When my teaching contract ended my students took me out for pizza and bought me gifts. It was a lot of pizza and a lot of gifts so I asked, “why?” They told me that it was a tradition that began in the past when it was a great honor to have visitors arriving on the island. Sardinians will open their home to you, treat you like family and embrace you without expecting anything in return. It’s simply their way.
Sardinia is also the oldest land in Italy. In fact, I don’t really feel like I live in Italy here because they have their own language (Sardo) and their own history. “Il continente” (the mainland) is more like Fellini’s “La Dolce Vita” while Sardinia is humbler and simpler. When you get here all you really have to do is relax and be yourself.
But like “il continente,” Sardinia differs from place to place. I have visited many towns and cities, all very interesting, but have found that Alghero, “the gem of Sardinia” is truly special. Perhaps it’s the fact that it’s a port town that has greeted many tourists has something to do with it. It is more open-minded. Perhaps it’s the fact that it has a strong Catalan influence that gives it an exotic edge. Or perhaps it’s the strong Sardinian values that are instilled in a population that has had to survive on a separate piece of land- pulling together and developing trust and honesty amongst themselves so they could thrive and live in peace with each other.
A Sardinian friend told me that in his village, in the past, doors didn’t have locks on them. When someone arrived, they entered and were welcomed just the same.
I have woken up in some Italian cities with the sound of church bells banging in my ears (bing, bang, bong go the church bells at 7am) but here in Alghero, it’s a lullaby, sweet and gentle, like the people. Just another thing I love about Alghero.

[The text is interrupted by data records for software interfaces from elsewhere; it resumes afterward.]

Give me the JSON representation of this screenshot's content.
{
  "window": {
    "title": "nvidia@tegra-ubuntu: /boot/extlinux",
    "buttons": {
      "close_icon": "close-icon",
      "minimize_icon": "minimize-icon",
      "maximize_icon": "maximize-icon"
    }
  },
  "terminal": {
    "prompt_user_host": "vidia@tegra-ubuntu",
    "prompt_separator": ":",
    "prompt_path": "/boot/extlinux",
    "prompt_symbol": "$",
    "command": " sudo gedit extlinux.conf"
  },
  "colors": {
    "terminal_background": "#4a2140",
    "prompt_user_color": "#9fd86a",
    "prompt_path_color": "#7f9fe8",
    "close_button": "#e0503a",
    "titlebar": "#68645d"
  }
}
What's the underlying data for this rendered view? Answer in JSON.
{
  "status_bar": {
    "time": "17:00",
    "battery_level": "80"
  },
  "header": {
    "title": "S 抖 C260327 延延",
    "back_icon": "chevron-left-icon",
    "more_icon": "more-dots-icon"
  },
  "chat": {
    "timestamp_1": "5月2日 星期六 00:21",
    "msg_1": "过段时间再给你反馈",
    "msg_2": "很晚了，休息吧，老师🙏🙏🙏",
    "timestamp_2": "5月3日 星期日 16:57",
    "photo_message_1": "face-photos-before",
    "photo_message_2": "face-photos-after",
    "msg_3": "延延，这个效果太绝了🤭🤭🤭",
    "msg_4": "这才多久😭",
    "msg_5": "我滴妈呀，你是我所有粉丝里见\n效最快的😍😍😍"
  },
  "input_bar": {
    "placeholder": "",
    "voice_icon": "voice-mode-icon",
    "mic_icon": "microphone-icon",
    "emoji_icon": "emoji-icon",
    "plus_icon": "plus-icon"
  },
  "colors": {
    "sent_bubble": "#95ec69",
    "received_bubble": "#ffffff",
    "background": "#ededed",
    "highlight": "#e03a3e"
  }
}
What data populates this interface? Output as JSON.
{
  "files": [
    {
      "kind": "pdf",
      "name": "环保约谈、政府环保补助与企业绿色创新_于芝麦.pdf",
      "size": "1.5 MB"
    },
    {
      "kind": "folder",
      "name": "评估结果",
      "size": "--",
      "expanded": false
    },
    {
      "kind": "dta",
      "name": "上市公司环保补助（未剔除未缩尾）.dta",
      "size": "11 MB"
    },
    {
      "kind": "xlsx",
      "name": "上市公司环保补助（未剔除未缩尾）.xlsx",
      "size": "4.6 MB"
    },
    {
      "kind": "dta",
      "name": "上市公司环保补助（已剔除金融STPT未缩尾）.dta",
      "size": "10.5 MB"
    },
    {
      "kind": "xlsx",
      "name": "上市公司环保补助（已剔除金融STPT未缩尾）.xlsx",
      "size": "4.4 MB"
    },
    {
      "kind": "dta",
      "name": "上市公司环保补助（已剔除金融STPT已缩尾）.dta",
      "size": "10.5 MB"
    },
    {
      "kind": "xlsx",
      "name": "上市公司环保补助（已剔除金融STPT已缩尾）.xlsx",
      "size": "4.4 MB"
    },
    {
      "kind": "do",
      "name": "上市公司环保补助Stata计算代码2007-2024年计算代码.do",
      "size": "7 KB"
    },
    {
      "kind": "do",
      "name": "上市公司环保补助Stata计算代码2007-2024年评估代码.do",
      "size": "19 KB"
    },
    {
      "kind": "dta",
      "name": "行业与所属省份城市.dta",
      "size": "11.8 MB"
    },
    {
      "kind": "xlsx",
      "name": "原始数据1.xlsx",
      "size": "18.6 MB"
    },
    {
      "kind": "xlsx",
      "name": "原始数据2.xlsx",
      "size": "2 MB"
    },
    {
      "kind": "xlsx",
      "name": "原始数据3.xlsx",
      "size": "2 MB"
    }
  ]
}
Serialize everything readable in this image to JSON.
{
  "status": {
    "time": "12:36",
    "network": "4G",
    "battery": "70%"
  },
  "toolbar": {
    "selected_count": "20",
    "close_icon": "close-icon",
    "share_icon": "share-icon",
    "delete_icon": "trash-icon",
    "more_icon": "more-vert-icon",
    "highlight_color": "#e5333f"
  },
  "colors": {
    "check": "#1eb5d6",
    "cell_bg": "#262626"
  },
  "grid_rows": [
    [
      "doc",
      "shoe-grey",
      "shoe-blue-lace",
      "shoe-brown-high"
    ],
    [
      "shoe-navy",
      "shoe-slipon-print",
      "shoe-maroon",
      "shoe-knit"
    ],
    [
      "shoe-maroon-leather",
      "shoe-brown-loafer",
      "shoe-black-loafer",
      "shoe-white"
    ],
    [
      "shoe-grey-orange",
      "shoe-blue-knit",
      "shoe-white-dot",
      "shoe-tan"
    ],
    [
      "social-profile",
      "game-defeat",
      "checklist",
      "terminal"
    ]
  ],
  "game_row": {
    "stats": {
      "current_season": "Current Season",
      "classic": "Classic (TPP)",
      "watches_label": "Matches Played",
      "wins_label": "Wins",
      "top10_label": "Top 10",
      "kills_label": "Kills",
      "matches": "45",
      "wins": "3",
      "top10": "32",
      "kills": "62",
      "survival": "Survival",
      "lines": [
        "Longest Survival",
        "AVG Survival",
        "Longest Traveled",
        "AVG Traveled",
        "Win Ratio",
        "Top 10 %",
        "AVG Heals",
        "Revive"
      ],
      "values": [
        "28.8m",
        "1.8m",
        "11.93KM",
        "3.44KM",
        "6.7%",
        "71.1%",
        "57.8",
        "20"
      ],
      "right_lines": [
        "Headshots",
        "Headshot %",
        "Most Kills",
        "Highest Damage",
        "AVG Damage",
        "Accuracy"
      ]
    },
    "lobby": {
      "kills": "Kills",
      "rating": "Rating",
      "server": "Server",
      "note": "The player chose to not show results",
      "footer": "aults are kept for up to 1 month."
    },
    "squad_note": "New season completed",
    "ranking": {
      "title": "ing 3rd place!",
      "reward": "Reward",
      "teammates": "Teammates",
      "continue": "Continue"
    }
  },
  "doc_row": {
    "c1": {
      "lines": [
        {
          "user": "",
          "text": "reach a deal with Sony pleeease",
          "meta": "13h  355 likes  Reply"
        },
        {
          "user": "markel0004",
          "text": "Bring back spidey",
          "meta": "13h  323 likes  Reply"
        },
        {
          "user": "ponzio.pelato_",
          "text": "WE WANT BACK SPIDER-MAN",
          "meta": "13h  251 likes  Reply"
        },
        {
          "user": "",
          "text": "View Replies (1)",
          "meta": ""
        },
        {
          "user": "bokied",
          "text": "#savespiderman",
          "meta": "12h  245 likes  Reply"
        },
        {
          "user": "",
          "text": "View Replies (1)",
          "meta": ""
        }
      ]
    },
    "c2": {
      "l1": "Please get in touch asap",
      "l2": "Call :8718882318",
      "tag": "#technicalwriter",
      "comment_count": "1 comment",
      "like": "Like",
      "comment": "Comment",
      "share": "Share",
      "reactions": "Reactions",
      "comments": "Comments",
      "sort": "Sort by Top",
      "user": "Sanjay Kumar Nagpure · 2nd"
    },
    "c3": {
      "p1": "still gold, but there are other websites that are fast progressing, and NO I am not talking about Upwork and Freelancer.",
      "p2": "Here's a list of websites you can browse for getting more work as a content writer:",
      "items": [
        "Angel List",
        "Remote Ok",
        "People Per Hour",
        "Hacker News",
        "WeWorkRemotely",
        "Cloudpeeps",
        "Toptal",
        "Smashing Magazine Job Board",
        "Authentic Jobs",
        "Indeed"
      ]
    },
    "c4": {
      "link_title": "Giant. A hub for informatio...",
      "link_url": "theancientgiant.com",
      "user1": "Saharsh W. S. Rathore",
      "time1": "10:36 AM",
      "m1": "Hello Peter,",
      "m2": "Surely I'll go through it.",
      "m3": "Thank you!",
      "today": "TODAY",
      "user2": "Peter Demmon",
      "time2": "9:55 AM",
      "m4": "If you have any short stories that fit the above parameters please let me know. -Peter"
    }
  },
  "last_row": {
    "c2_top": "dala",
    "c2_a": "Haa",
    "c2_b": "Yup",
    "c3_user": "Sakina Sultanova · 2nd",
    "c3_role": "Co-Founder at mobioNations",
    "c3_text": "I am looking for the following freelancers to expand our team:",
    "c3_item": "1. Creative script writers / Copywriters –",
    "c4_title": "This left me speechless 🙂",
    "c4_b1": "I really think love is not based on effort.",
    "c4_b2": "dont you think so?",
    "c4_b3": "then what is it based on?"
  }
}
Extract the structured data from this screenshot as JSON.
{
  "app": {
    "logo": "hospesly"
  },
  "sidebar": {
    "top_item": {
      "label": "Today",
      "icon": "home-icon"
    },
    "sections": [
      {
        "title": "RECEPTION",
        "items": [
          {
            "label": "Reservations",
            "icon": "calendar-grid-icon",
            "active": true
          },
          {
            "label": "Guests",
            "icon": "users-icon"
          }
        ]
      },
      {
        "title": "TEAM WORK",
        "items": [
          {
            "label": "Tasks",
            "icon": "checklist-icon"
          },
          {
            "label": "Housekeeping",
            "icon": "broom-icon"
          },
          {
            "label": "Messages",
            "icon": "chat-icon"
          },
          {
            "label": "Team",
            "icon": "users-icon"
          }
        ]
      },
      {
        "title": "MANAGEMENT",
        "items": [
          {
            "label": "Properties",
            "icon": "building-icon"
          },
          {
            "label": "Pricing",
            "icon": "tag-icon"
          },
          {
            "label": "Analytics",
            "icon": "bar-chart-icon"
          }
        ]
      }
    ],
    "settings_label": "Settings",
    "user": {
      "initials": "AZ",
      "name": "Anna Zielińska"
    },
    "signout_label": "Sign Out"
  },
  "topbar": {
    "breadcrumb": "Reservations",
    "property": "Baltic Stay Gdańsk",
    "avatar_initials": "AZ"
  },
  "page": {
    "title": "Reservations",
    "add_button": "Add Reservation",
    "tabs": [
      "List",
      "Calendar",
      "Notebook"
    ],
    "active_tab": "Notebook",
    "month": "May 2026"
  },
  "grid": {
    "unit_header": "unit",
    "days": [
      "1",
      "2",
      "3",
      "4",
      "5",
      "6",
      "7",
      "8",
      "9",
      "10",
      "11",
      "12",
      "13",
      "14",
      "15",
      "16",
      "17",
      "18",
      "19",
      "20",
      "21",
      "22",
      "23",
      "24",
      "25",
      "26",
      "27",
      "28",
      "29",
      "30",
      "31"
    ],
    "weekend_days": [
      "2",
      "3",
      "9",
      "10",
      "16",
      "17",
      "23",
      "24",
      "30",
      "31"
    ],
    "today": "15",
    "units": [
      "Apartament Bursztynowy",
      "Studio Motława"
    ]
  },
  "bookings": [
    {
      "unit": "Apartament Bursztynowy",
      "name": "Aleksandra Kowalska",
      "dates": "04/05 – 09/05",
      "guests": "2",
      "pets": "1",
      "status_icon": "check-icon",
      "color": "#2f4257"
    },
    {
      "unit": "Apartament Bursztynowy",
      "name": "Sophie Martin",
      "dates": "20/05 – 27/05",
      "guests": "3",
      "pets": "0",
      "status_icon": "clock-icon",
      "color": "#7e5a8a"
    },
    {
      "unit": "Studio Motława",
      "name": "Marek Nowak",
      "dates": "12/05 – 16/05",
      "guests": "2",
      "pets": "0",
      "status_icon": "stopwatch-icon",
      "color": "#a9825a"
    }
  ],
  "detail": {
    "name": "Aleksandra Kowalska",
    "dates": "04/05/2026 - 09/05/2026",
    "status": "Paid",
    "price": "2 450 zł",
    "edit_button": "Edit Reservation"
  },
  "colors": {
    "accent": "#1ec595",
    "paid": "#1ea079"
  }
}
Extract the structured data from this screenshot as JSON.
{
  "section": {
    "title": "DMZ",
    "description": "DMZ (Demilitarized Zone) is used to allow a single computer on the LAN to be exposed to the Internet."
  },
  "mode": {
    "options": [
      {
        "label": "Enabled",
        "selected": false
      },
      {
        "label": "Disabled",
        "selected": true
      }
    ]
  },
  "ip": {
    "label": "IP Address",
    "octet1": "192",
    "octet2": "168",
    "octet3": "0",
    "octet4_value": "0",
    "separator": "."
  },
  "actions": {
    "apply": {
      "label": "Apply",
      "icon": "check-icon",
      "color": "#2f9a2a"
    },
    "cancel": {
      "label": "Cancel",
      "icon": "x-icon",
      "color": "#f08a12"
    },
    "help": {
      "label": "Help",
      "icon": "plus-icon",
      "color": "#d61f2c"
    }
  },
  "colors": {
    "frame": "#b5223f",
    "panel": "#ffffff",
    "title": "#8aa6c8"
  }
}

This sweet simplicity extends also in the culinary department. There is less sugar in the desserts. The pasta special is “spaghetti ai ricci” (spaghetti with sea urchin). I never liked sea urchin’s overwhelming flavor until I tried this dish. I personally love the fresh sardines from local markets and although it sounds like sardines may have something to do with Sardinia, it doesn’t. And of course there is the Mirto, the local liquor made of berry leaves which is delicately sweet and strong but not in excess. Everything seems to be done with balance- perfect for a seeker of “la via di mezzo.”
When my contract ended I left Alghero but decided to return. A sweet Sardo convinced me to open a Yoga B&B with him and I agreed.
Grazie mille Keren!
Be sure to come back tomorrow when we’re headed to the Aeolian Islands from Calabria!